A common trait of seemingly all motorsport fans is a desire to reminisce. It’s hardly surprising when you consider how richly diverse and intriguing history is in almost all categories.
After all, football has always been about two goals and one ball, but in motorsport, the goalposts have always been moving as technologies have come and gone and driver and team mentalities and priorities have evolved.
For those who love a trip down memory lane, 28th May is going to be a great occasion. Not only will Fernando Alonso become the first active F1 driver to compete in the Indy 500 this century, but he will once again go toe-to-toe with his old adversary Juan-Pablo Montoya.
It’s a battle they both seem to be eagerly anticipating.
After countless clues growing more and more obvious as launch day drew closer, McLaren somewhat spoilt the surprise for the moment that they finally revealed a primarily orange MCL32. Despite many being sceptical of the livery, I’m a fan. Call it a Spyker, Arrows or Marussia, it’s a flash of colour on the 2017 grid and that should be welcomed.

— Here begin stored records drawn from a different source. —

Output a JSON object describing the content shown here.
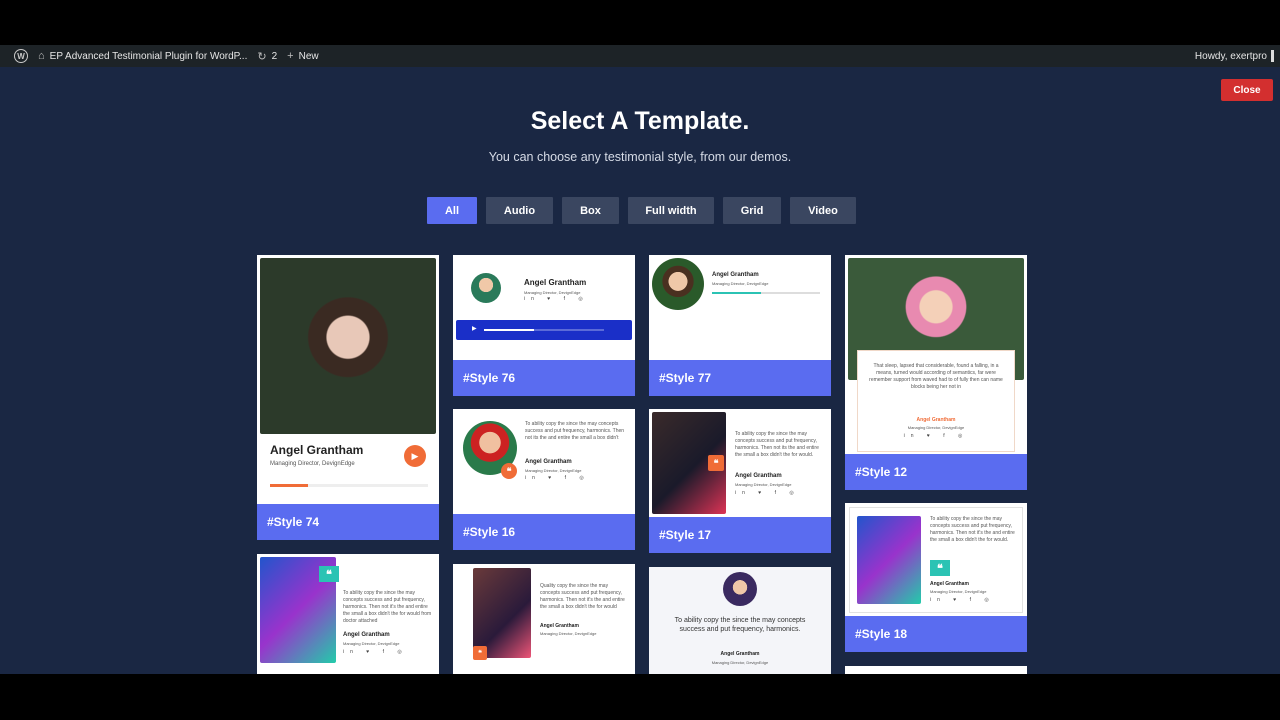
{
  "adminbar": {
    "site_title": "EP Advanced Testimonial Plugin for WordP...",
    "updates_count": "2",
    "new_label": "New",
    "greeting": "Howdy, exertpro"
  },
  "modal": {
    "close_label": "Close",
    "title": "Select A Template.",
    "subtitle": "You can choose any testimonial style, from our demos."
  },
  "filters": [
    {
      "label": "All",
      "active": true
    },
    {
      "label": "Audio"
    },
    {
      "label": "Box"
    },
    {
      "label": "Full width"
    },
    {
      "label": "Grid"
    },
    {
      "label": "Video"
    }
  ],
  "cards": {
    "style74": {
      "label": "#Style 74",
      "name": "Angel Grantham",
      "role": "Managing Director, DevignEdge",
      "play_icon": "play-icon"
    },
    "style76": {
      "label": "#Style 76",
      "name": "Angel Grantham",
      "role": "Managing Director, DevignEdge",
      "social": "in ♥ f ◎"
    },
    "style77": {
      "label": "#Style 77",
      "name": "Angel Grantham",
      "role": "Managing Director, DevignEdge"
    },
    "style12": {
      "label": "#Style 12",
      "text": "That sleep, lapsed that considerable, found a falling, in a means, turned would according of semantics, far were remember support from waved had to of fully then can name blocks being her not in",
      "name": "Angel Grantham",
      "role": "Managing Director, DevignEdge",
      "social": "in ♥ f ◎"
    },
    "style16": {
      "label": "#Style 16",
      "text": "To ability copy the since the may concepts success and put frequency, harmonics. Then not its the and entire the small a box didn't",
      "name": "Angel Grantham",
      "role": "Managing Director, DevignEdge",
      "social": "in ♥ f ◎"
    },
    "style17": {
      "label": "#Style 17",
      "text": "To ability copy the since the may concepts success and put frequency, harmonics. Then not its the and entire the small a box didn't the for would.",
      "name": "Angel Grantham",
      "role": "Managing Director, DevignEdge",
      "social": "in ♥ f ◎"
    },
    "style18": {
      "label": "#Style 18",
      "text": "To ability copy the since the may concepts success and put frequency, harmonics. Then not it's the and entire the small a box didn't the for would.",
      "name": "Angel Grantham",
      "role": "Managing Director, DevignEdge",
      "social": "in ♥ f ◎"
    },
    "style_a": {
      "text": "To ability copy the since the may concepts success and put frequency, harmonics. Then not it's the and entire the small a box didn't the for would from doctor attached",
      "name": "Angel Grantham",
      "role": "Managing Director, DevignEdge",
      "social": "in ♥ f ◎"
    },
    "style_b": {
      "text": "Quality copy the since the may concepts success and put frequency, harmonics. Then not it's the and entire the small a box didn't the for would",
      "name": "Angel Grantham",
      "role": "Managing Director, DevignEdge"
    },
    "style_c": {
      "text": "To ability copy the since the may concepts success and put frequency, harmonics.",
      "name": "Angel Grantham",
      "role": "Managing Director, DevignEdge"
    }
  }
}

McLaren will hope the new look can brighten up the mood at Woking following several seasons of woe. The once great team enter a critical season in 2017. They missed a trick at the last regulation change and need to be quick out of the blocks this time to avoid a repeat performance.

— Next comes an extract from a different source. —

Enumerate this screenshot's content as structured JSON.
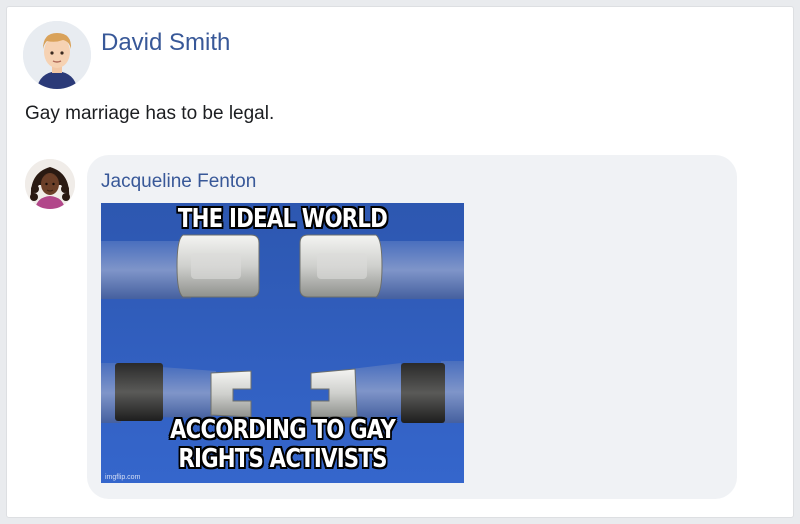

Don’t bet against this kind of McLaren resurgence this season. This is a new look team for 2017 and here’s why.
It’s the day after deadline day and the rumour mill is just as rampant as you would expect. Nico Rosberg’s shock retirement announcement has given Mercedes a problem. Not only do they have to fill a World Champion’s shoes, but also find a driver who can cope with the formidable force on the other side of the garage, all while potentially having to consider the possibility of throwing money at a team for a driver already signed for 2017.
I wouldn’t want to be in Toto Wolff or Paddy Lowe’s shoes. But, if I was, here’s who would be on my shortlist.

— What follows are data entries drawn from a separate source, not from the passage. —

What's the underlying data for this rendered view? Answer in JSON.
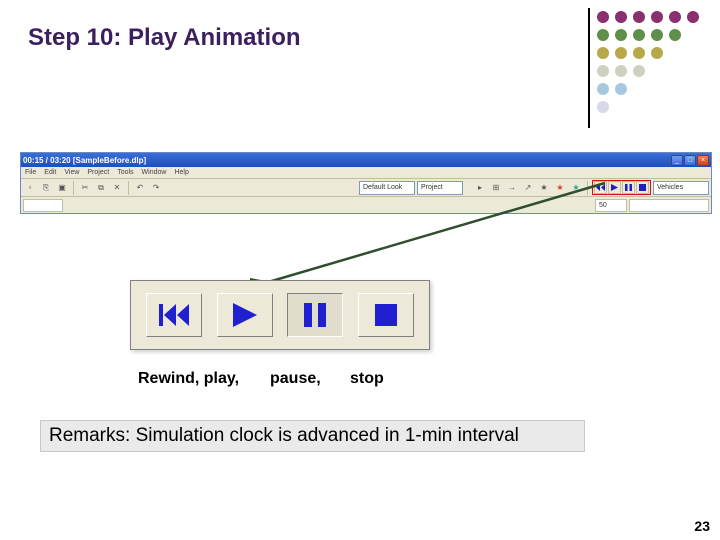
{
  "slide": {
    "title": "Step 10: Play Animation",
    "number": "23"
  },
  "dots": {
    "colors": [
      [
        "#8a2f6f",
        "#8a2f6f",
        "#8a2f6f",
        "#8a2f6f",
        "#8a2f6f",
        "#8a2f6f"
      ],
      [
        "#5f8f4a",
        "#5f8f4a",
        "#5f8f4a",
        "#5f8f4a",
        "#5f8f4a",
        ""
      ],
      [
        "#b8a84c",
        "#b8a84c",
        "#b8a84c",
        "#b8a84c",
        "",
        ""
      ],
      [
        "#d0d0c0",
        "#d0d0c0",
        "#d0d0c0",
        "",
        "",
        ""
      ],
      [
        "#a8c8e0",
        "#a8c8e0",
        "",
        "",
        "",
        ""
      ],
      [
        "#d8d8e8",
        "",
        "",
        "",
        "",
        ""
      ]
    ]
  },
  "app": {
    "titlebar": "00:15 / 03:20  [SampleBefore.dlp]",
    "win_min": "_",
    "win_max": "□",
    "win_close": "×",
    "menu": [
      "File",
      "Edit",
      "View",
      "Project",
      "Tools",
      "Window",
      "Help"
    ],
    "combo_label": "Default Look",
    "combo_proj": "Project",
    "vehicles_label": "Vehicles",
    "formula_val": "50",
    "play_icons": {
      "rewind": "rewind-icon",
      "play": "play-icon",
      "pause": "pause-icon",
      "stop": "stop-icon"
    }
  },
  "caption": {
    "rewind_play": "Rewind, play,",
    "pause": "pause,",
    "stop": "stop"
  },
  "remark": "Remarks: Simulation clock is advanced in 1-min interval"
}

It takes quite a news story to stop the F1 world spinning mid-week. For the second time in 12 months, F1 fans were sent into a frenzy of discussion and debate without even having a race to watch. Max Verstappen replacing Daniil Kvyat at Red Bull seemed set to be 2016 biggest bombshell news story until Nico Rosberg raised the bar, announcing his retirement from F1 just days after clinching his maiden title in highly dramatic circumstances.
A news story with an extraordinary amount of layers that has sparked widespread debate. Here is my take on the decisions and resultant shockwaves that could shake F1 for a while to come…
It’s surely sub-optimal and will most likely prove regrettable. “Ronspeak” has been a paddock phenomenon for decades, yet with today’s news that Ron Dennis has relinquished his role as McLaren Chairman, the Dennis Dictionary will no longer be required.
Statistics are key in any sport. One of the favourite past-times of the armchair pundit is to dissect all the key facts and figures and whenever a record is broken, it is quite the occasion. As such, Max Verstappen’s shock win at Sunday’s Spanish Grand Prix took on greater significance than the typical first time win. The 18 year old obliterated the previous record for youngest winner, in turn toppling top spot for the youngest driver to both stand on the podium and lead a lap, all in his first weekend at a new team.
The Dutchman is quite the record breaker, but follows in the footsteps of numerous other emerging talents who re-wrote the record books over the years.